◆ To do ◆
Look at each line below and tally those holding "Integration"; answer with that figure and nothing else.
---
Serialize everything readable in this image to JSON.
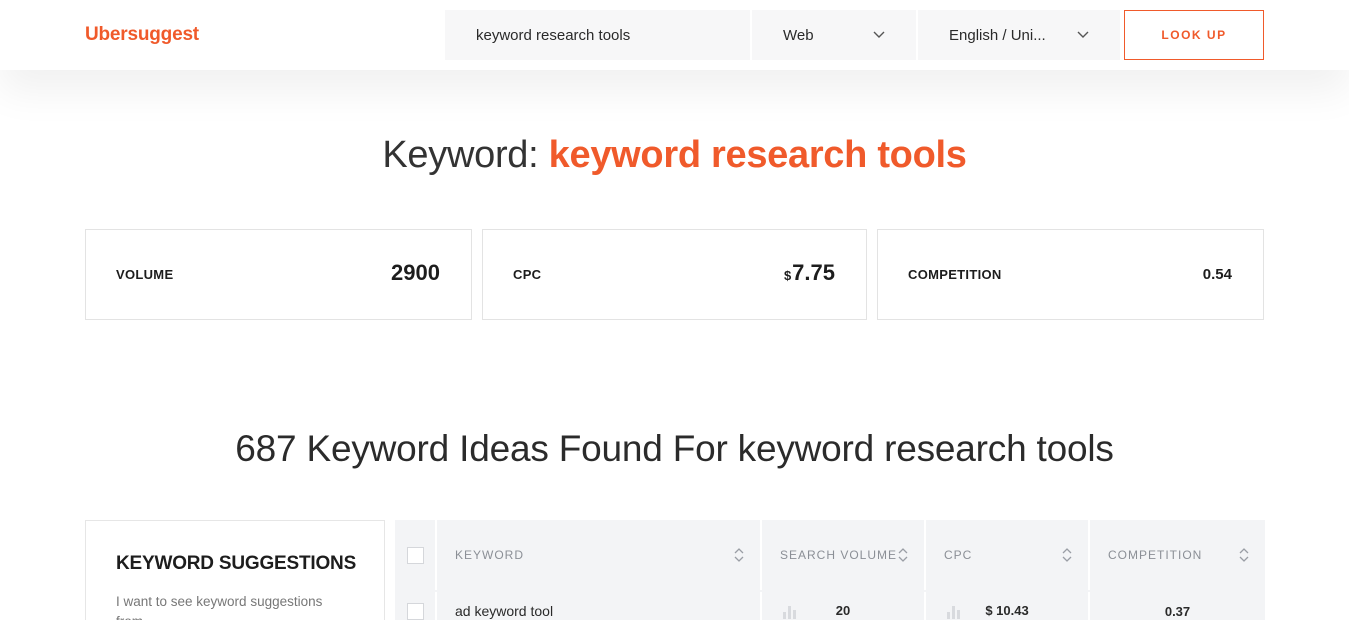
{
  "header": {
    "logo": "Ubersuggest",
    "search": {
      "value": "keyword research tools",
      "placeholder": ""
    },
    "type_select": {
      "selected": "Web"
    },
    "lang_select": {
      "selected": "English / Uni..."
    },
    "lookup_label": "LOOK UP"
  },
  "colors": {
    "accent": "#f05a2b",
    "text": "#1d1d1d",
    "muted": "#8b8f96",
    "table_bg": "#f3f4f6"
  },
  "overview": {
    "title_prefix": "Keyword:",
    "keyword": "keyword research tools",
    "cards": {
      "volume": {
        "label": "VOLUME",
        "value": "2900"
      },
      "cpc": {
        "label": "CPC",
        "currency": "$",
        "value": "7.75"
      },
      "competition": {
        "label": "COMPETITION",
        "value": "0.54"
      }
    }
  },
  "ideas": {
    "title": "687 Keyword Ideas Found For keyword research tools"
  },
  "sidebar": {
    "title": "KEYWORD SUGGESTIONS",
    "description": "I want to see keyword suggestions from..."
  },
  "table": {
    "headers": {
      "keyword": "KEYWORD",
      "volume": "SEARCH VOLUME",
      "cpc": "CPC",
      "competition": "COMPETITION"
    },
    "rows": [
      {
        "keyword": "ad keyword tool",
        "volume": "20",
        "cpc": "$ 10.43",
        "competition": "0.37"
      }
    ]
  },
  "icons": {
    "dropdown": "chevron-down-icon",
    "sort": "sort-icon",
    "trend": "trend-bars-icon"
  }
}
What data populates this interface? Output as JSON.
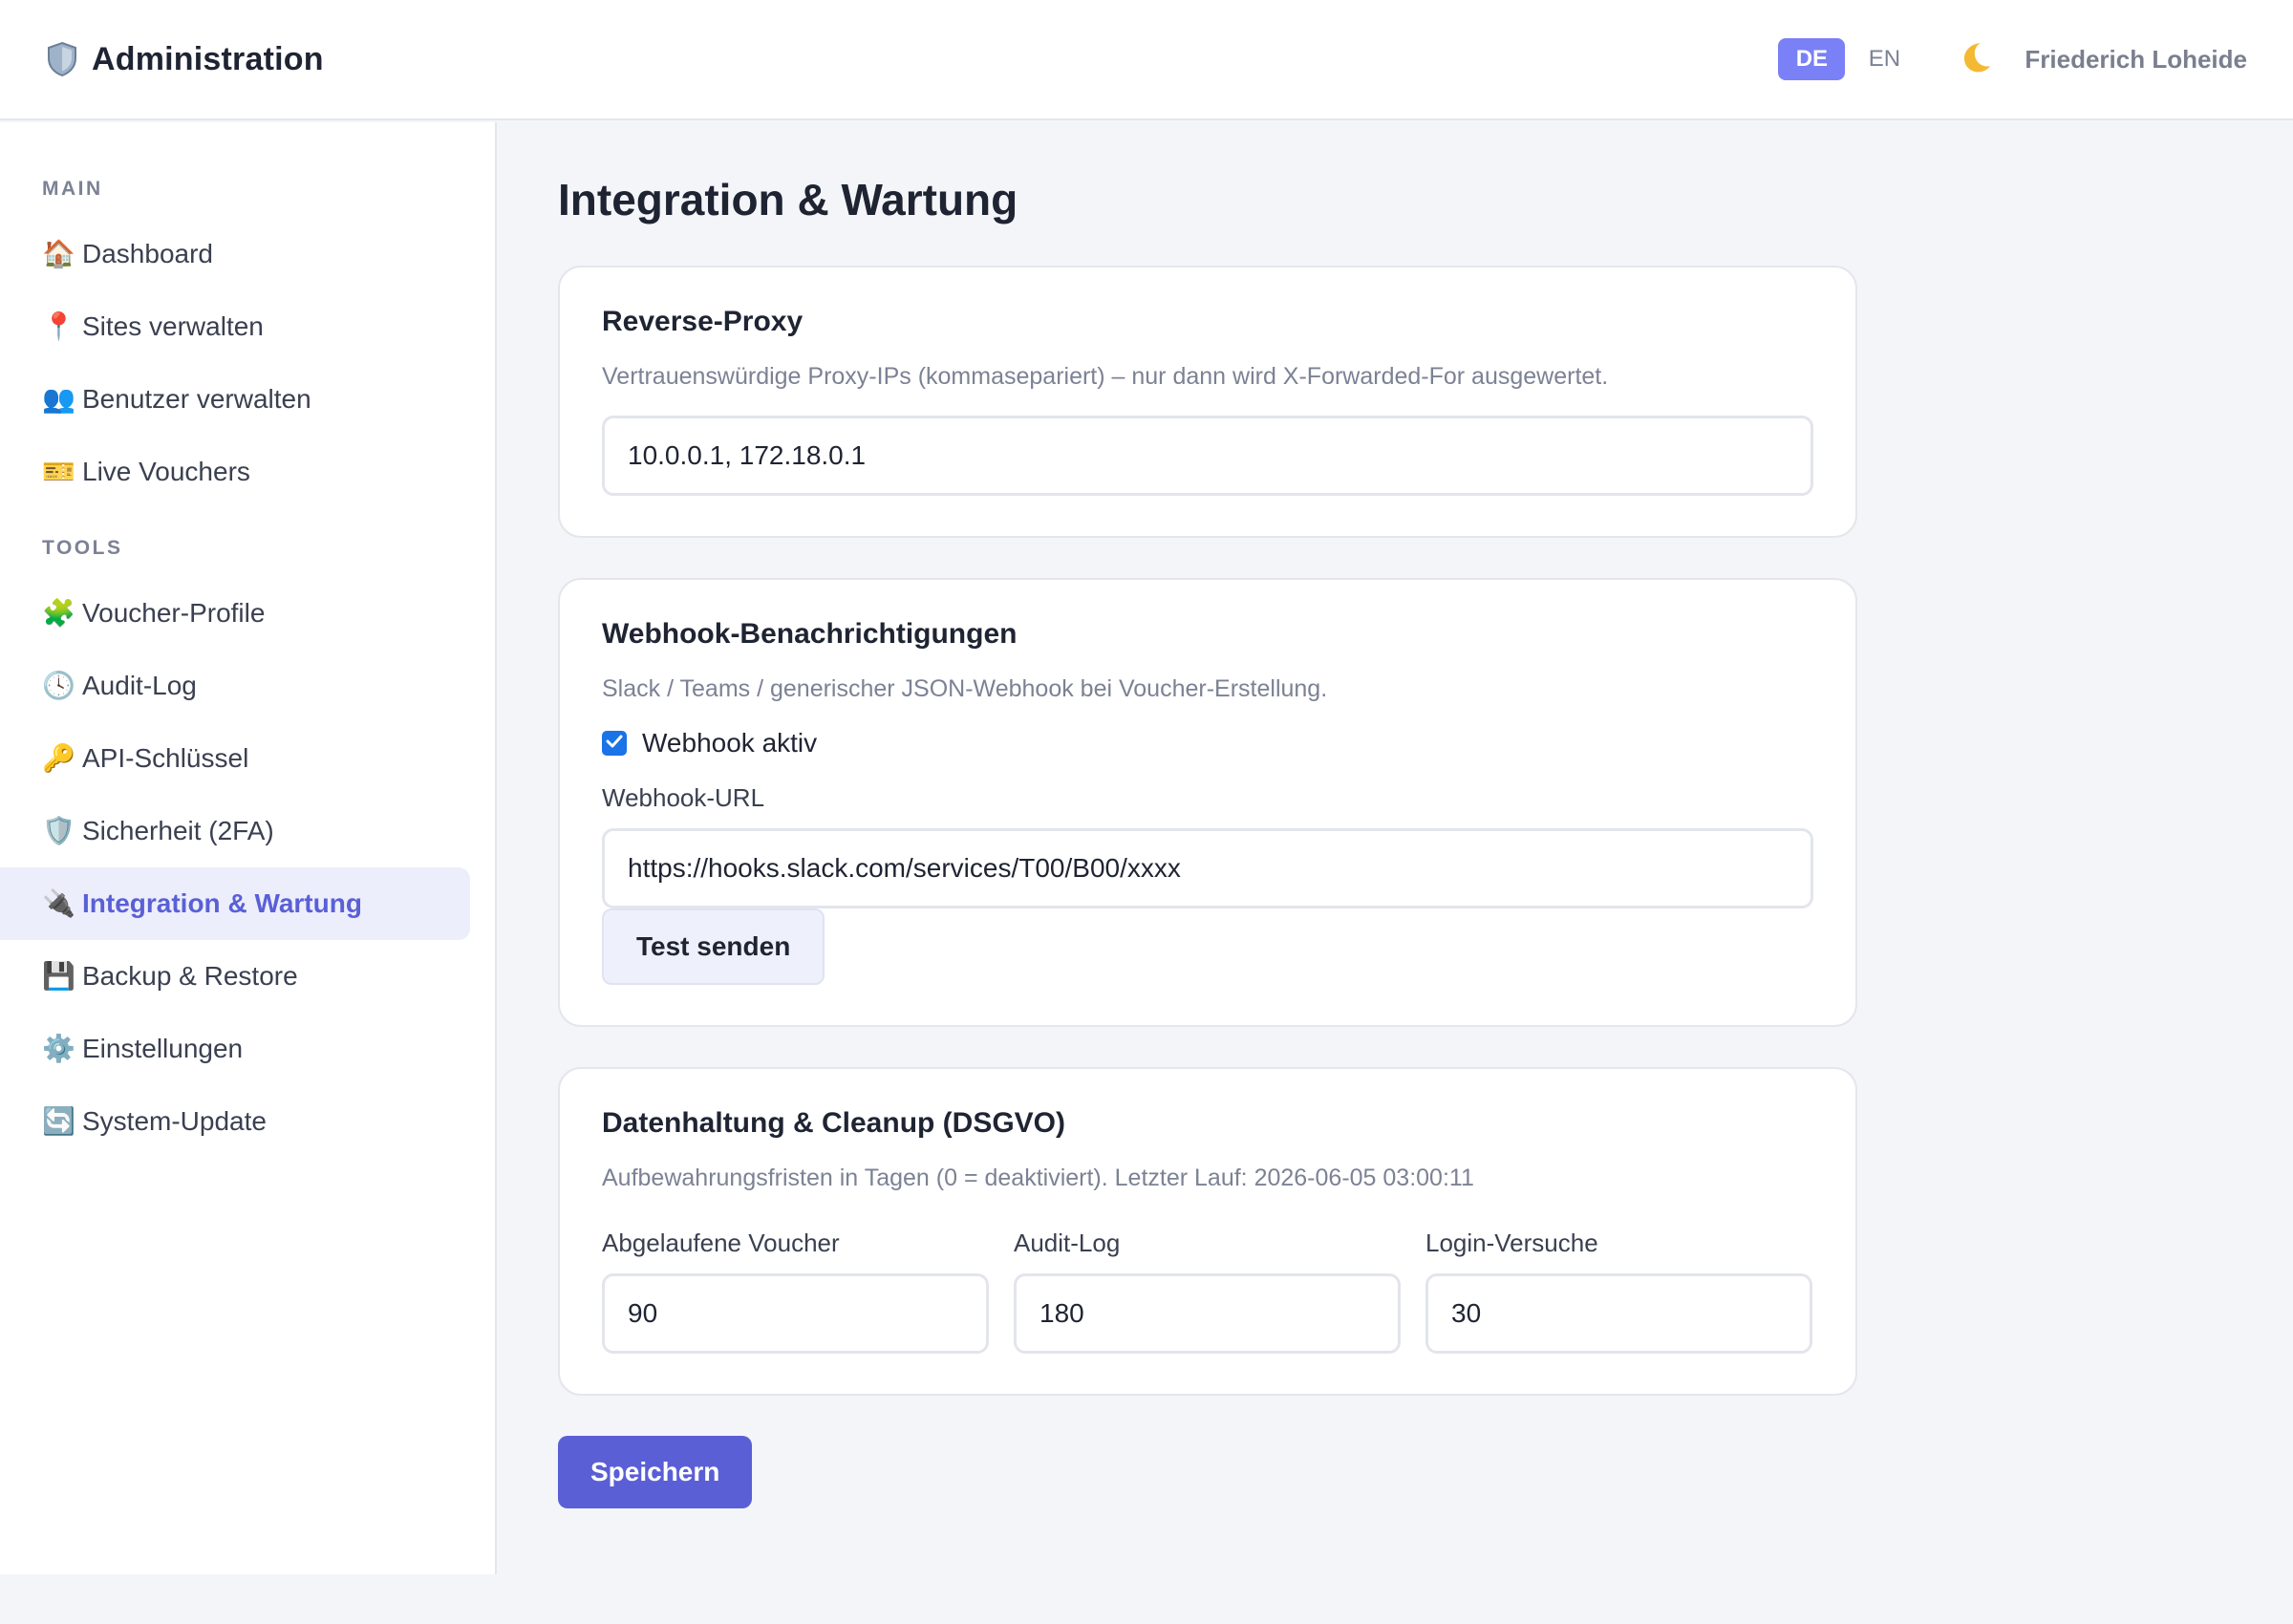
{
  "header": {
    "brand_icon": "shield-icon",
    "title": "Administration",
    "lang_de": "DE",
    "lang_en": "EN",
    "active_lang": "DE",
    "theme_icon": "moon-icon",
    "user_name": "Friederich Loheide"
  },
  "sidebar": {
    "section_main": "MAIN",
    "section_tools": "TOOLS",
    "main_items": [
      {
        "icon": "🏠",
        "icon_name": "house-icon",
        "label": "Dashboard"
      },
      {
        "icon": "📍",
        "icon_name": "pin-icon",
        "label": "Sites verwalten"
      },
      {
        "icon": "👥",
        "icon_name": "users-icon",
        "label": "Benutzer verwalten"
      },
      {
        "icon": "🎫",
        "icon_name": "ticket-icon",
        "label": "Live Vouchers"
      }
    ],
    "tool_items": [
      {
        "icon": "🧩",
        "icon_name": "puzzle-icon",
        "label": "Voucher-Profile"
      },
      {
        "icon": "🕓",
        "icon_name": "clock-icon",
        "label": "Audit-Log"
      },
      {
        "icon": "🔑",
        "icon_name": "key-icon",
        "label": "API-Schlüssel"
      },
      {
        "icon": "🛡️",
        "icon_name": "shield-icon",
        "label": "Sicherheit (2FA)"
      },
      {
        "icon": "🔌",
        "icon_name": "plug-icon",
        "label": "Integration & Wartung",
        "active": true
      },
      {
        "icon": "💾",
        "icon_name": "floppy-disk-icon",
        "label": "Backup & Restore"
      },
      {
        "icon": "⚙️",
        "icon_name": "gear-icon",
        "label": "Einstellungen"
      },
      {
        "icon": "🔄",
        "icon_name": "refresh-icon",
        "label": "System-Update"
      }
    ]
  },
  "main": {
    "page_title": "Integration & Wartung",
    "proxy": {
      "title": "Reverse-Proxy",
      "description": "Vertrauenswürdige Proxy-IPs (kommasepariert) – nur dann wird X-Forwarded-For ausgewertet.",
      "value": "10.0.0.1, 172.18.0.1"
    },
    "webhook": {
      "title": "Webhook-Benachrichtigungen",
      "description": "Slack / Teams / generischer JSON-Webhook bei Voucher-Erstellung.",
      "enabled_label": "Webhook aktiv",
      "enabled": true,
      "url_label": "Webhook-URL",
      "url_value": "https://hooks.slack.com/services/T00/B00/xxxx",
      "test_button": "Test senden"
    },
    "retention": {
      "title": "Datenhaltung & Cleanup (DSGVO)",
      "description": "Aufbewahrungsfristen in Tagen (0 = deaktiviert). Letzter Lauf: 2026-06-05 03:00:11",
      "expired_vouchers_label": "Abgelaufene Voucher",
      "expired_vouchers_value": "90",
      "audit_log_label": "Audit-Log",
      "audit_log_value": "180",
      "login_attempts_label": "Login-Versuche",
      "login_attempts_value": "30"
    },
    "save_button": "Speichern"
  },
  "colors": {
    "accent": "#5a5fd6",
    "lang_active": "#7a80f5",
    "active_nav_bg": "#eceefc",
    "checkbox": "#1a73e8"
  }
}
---
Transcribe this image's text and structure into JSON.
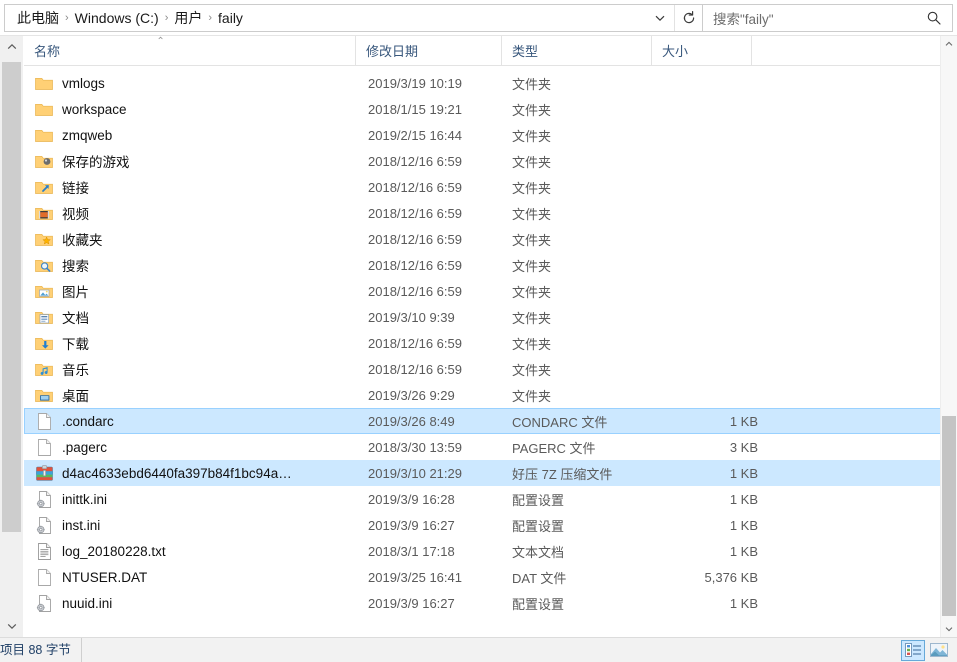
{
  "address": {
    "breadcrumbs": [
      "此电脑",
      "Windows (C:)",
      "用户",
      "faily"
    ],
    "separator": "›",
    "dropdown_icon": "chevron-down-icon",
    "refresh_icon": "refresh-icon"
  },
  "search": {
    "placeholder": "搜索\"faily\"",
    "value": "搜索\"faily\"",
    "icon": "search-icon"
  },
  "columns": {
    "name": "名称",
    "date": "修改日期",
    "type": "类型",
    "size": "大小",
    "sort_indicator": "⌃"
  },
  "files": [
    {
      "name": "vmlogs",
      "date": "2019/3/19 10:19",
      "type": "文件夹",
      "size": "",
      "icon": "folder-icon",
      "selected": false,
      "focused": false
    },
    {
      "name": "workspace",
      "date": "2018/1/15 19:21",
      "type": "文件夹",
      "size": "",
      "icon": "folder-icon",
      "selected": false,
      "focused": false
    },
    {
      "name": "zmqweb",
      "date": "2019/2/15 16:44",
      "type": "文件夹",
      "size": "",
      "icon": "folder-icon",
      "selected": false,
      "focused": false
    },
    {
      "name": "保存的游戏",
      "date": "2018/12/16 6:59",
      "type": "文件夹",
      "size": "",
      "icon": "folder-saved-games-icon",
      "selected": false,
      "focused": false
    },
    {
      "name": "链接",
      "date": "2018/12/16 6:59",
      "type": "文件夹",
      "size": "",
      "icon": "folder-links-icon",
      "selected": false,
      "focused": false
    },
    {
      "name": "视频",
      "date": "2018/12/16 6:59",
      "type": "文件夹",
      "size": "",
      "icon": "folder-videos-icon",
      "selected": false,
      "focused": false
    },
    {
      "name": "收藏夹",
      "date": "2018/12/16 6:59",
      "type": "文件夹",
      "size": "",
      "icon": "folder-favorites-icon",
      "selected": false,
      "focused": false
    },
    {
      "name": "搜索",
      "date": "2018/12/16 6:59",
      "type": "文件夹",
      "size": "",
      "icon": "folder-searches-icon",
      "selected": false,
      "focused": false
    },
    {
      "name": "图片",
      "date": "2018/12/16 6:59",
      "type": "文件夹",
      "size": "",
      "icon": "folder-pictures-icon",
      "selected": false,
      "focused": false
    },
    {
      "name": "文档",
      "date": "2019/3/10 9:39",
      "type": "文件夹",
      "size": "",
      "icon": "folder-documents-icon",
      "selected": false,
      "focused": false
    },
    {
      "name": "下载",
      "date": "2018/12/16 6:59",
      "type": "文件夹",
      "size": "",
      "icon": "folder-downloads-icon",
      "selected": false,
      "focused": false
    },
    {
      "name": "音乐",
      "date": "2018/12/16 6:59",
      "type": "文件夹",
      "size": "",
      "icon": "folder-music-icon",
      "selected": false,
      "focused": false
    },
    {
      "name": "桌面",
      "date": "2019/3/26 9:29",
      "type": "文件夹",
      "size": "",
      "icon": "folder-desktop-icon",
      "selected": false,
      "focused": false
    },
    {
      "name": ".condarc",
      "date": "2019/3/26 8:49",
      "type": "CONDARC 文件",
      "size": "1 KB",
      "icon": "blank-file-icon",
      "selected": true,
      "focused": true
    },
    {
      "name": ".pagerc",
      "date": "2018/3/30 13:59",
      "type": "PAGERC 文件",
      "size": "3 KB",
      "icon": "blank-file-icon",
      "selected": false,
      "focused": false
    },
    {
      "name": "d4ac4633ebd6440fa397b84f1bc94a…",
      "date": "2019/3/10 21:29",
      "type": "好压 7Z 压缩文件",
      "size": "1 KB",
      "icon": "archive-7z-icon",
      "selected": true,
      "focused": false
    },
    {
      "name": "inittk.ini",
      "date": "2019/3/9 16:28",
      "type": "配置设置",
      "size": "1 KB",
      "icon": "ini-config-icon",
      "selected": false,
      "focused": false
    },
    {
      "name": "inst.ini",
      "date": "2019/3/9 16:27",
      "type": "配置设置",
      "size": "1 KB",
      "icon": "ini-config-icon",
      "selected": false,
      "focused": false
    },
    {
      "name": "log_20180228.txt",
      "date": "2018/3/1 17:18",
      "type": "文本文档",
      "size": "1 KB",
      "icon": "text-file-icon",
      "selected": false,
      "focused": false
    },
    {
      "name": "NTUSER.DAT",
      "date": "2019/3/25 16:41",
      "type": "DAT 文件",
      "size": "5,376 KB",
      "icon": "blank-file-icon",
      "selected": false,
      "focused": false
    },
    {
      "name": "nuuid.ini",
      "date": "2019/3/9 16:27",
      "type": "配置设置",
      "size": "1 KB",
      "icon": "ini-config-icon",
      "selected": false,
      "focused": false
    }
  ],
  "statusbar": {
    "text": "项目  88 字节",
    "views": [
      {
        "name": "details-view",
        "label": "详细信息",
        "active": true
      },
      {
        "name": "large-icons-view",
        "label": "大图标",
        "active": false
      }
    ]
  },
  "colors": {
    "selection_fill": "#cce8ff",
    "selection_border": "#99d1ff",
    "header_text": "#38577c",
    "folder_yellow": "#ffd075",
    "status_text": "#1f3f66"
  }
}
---
◆ Result ◆
2